Arousal may mediate memory consolidation not just through direct neural pathways, but also through indirect hormonal connections. Cahill et al. (1994) suggested the important role of arousal-related hormones such as epinephrine and norepinephrine (as well as the role of their receptors) in remembering arousing information. In subjects who received a β-adrenergic receptor antagonist, propranolol hydrochloride, memory for an emotionally arousing narrative was significantly impaired, while memory for an emotionally neutral narrative was not impaired. This implies that activation of β-adrenergic systems is critical specifically for the encoding of arousing information and not essential for encoding of emotionally neutral information.
While neuroscience and cognitive psychology has made great headway in the study of arousal and its modulatory relationship on memory, it’s important to bear in mind that there are different ways of characterizing arousal, which in turn may have different implications on memory.

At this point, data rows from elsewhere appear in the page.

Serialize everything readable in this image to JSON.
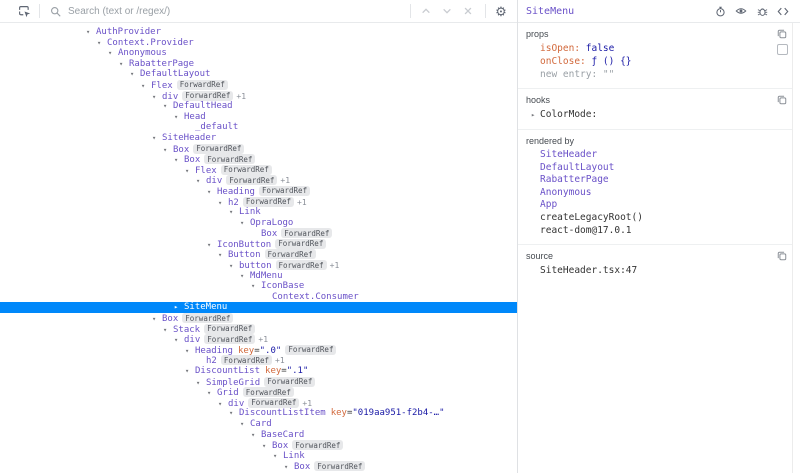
{
  "toolbar": {
    "search_placeholder": "Search (text or /regex/)",
    "icons": [
      "inspect-icon",
      "search-icon",
      "prev-match-icon",
      "next-match-icon",
      "clear-search-icon",
      "settings-gear-icon"
    ]
  },
  "inspector_header": {
    "title": "SiteMenu",
    "icons": [
      "timer-icon",
      "eye-icon",
      "bug-icon",
      "view-source-icon"
    ]
  },
  "tree": {
    "rows": [
      {
        "name": "AuthProvider",
        "depth": 0,
        "arrow": "down"
      },
      {
        "name": "Context.Provider",
        "depth": 1,
        "arrow": "down"
      },
      {
        "name": "Anonymous",
        "depth": 2,
        "arrow": "down"
      },
      {
        "name": "RabatterPage",
        "depth": 3,
        "arrow": "down"
      },
      {
        "name": "DefaultLayout",
        "depth": 4,
        "arrow": "down"
      },
      {
        "name": "Flex",
        "depth": 5,
        "arrow": "down",
        "badge": "ForwardRef"
      },
      {
        "name": "div",
        "depth": 6,
        "arrow": "down",
        "badge": "ForwardRef",
        "plus": "+1"
      },
      {
        "name": "DefaultHead",
        "depth": 7,
        "arrow": "down"
      },
      {
        "name": "Head",
        "depth": 8,
        "arrow": "down"
      },
      {
        "name": "_default",
        "depth": 9,
        "arrow": null
      },
      {
        "name": "SiteHeader",
        "depth": 6,
        "arrow": "down"
      },
      {
        "name": "Box",
        "depth": 7,
        "arrow": "down",
        "badge": "ForwardRef"
      },
      {
        "name": "Box",
        "depth": 8,
        "arrow": "down",
        "badge": "ForwardRef"
      },
      {
        "name": "Flex",
        "depth": 9,
        "arrow": "down",
        "badge": "ForwardRef"
      },
      {
        "name": "div",
        "depth": 10,
        "arrow": "down",
        "badge": "ForwardRef",
        "plus": "+1"
      },
      {
        "name": "Heading",
        "depth": 11,
        "arrow": "down",
        "badge": "ForwardRef"
      },
      {
        "name": "h2",
        "depth": 12,
        "arrow": "down",
        "badge": "ForwardRef",
        "plus": "+1"
      },
      {
        "name": "Link",
        "depth": 13,
        "arrow": "down"
      },
      {
        "name": "OpraLogo",
        "depth": 14,
        "arrow": "down"
      },
      {
        "name": "Box",
        "depth": 15,
        "arrow": null,
        "badge": "ForwardRef"
      },
      {
        "name": "IconButton",
        "depth": 11,
        "arrow": "down",
        "badge": "ForwardRef"
      },
      {
        "name": "Button",
        "depth": 12,
        "arrow": "down",
        "badge": "ForwardRef"
      },
      {
        "name": "button",
        "depth": 13,
        "arrow": "down",
        "badge": "ForwardRef",
        "plus": "+1"
      },
      {
        "name": "MdMenu",
        "depth": 14,
        "arrow": "down"
      },
      {
        "name": "IconBase",
        "depth": 15,
        "arrow": "down"
      },
      {
        "name": "Context.Consumer",
        "depth": 16,
        "arrow": null
      },
      {
        "name": "SiteMenu",
        "depth": 8,
        "arrow": "right",
        "selected": true
      },
      {
        "name": "Box",
        "depth": 6,
        "arrow": "down",
        "badge": "ForwardRef"
      },
      {
        "name": "Stack",
        "depth": 7,
        "arrow": "down",
        "badge": "ForwardRef"
      },
      {
        "name": "div",
        "depth": 8,
        "arrow": "down",
        "badge": "ForwardRef",
        "plus": "+1"
      },
      {
        "name": "Heading",
        "depth": 9,
        "arrow": "down",
        "key": ".0",
        "badge": "ForwardRef"
      },
      {
        "name": "h2",
        "depth": 10,
        "arrow": null,
        "badge": "ForwardRef",
        "plus": "+1"
      },
      {
        "name": "DiscountList",
        "depth": 9,
        "arrow": "down",
        "key": ".1"
      },
      {
        "name": "SimpleGrid",
        "depth": 10,
        "arrow": "down",
        "badge": "ForwardRef"
      },
      {
        "name": "Grid",
        "depth": 11,
        "arrow": "down",
        "badge": "ForwardRef"
      },
      {
        "name": "div",
        "depth": 12,
        "arrow": "down",
        "badge": "ForwardRef",
        "plus": "+1"
      },
      {
        "name": "DiscountListItem",
        "depth": 13,
        "arrow": "down",
        "key": "019aa951-f2b4-…"
      },
      {
        "name": "Card",
        "depth": 14,
        "arrow": "down"
      },
      {
        "name": "BaseCard",
        "depth": 15,
        "arrow": "down"
      },
      {
        "name": "Box",
        "depth": 16,
        "arrow": "down",
        "badge": "ForwardRef"
      },
      {
        "name": "Link",
        "depth": 17,
        "arrow": "down"
      },
      {
        "name": "Box",
        "depth": 18,
        "arrow": "down",
        "badge": "ForwardRef"
      }
    ]
  },
  "inspector": {
    "props": {
      "title": "props",
      "items": [
        {
          "name": "isOpen",
          "value": "false",
          "kind": "boolean",
          "editable": true
        },
        {
          "name": "onClose",
          "value": "ƒ () {}",
          "kind": "function",
          "editable": false
        }
      ],
      "new_entry": {
        "label": "new entry",
        "value": "\"\""
      }
    },
    "hooks": {
      "title": "hooks",
      "items": [
        {
          "name": "ColorMode",
          "suffix": ":",
          "collapsed": true
        }
      ]
    },
    "rendered_by": {
      "title": "rendered by",
      "items": [
        {
          "label": "SiteHeader",
          "link": true
        },
        {
          "label": "DefaultLayout",
          "link": true
        },
        {
          "label": "RabatterPage",
          "link": true
        },
        {
          "label": "Anonymous",
          "link": true
        },
        {
          "label": "App",
          "link": true
        },
        {
          "label": "createLegacyRoot()",
          "link": false
        },
        {
          "label": "react-dom@17.0.1",
          "link": false
        }
      ]
    },
    "source": {
      "title": "source",
      "file": "SiteHeader.tsx:47"
    }
  },
  "colors": {
    "component_name": "#6a51c8",
    "selected_row_bg": "#0088fa",
    "attribute_name": "#d2693c",
    "attribute_value": "#1a1aa6",
    "badge_bg": "#e7e8ea",
    "muted_icon": "#5f6673",
    "disabled_icon": "#c9ccd1"
  }
}
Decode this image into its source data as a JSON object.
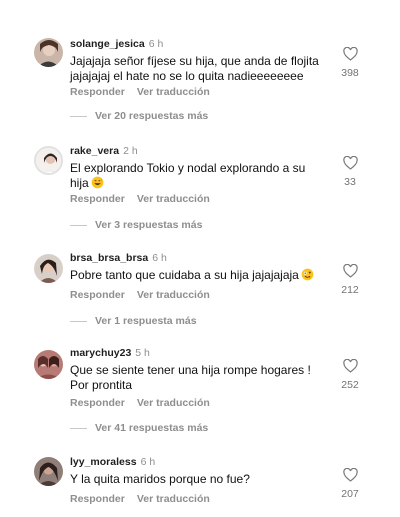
{
  "action_labels": {
    "reply": "Responder",
    "translate": "Ver traducción"
  },
  "comments": [
    {
      "username": "solange_jesica",
      "time": "6 h",
      "text_lines": [
        "Jajajaja señor fíjese su hija, que anda de flojita",
        "jajajajaj el hate no se lo quita nadieeeeeeee"
      ],
      "likes": "398",
      "replies": "Ver 20 respuestas más"
    },
    {
      "username": "rake_vera",
      "time": "2 h",
      "text_lines": [
        "El explorando Tokio y nodal explorando a su",
        "hija"
      ],
      "emoji": "grinning-sweat-emoji",
      "likes": "33",
      "replies": "Ver 3 respuestas más"
    },
    {
      "username": "brsa_brsa_brsa",
      "time": "6 h",
      "text_lines": [
        "Pobre tanto que cuidaba a su hija jajajajaja"
      ],
      "emoji": "zany-face-emoji",
      "likes": "212",
      "replies": "Ver 1 respuesta más"
    },
    {
      "username": "marychuy23",
      "time": "5 h",
      "text_lines": [
        "Que se siente tener una hija rompe hogares !",
        "Por prontita"
      ],
      "likes": "252",
      "replies": "Ver 41 respuestas más"
    },
    {
      "username": "lyy_moraless",
      "time": "6 h",
      "text_lines": [
        "Y la quita maridos porque no fue?"
      ],
      "likes": "207"
    }
  ],
  "colors": {
    "primary_text": "#111111",
    "secondary_text": "#8e8e8e",
    "divider": "#c7c7c7",
    "background": "#ffffff"
  }
}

In addition, on a neural level, there are different mechanisms, from synaptic connections of critical brain regions to hormonal regulation that play a role in the effect of arousal on memory formation and consolidation. All of these relationships and nuances are important to consider as more research is done.
Cahill, L., Prins, B., Weber, M., McGaugh, J. L. (1994). β-Adrenergic activation and memory for emotional events. Nature, 371, 702-704.
Christianson, S., Loftus, E.F. (1991). Remembering emotional events: the fate of detailed information. Cognition and Emotion, 5, 81-108.
LaBar, K.S., Phelps, E.A. (1998). Arousal-mediated memory consolidation: role of the medial temporal lobe in humans. Psychological Science, 9, 409-413.
Laney, C., Campbell, H.V., Heuer, F., Reisberg, D. (2004). Memory for thematically arousing events. Memory & Cognition, 32, 1149-1159.
Packard, M.G., Cahill, L., McGaugh, J.L. (1994). Amygdala modulation of hippocampal-dependent and caudate nucleus-dependent memory processes, Proceedings of the National Academy of the Sciences, 91, 8477-8491.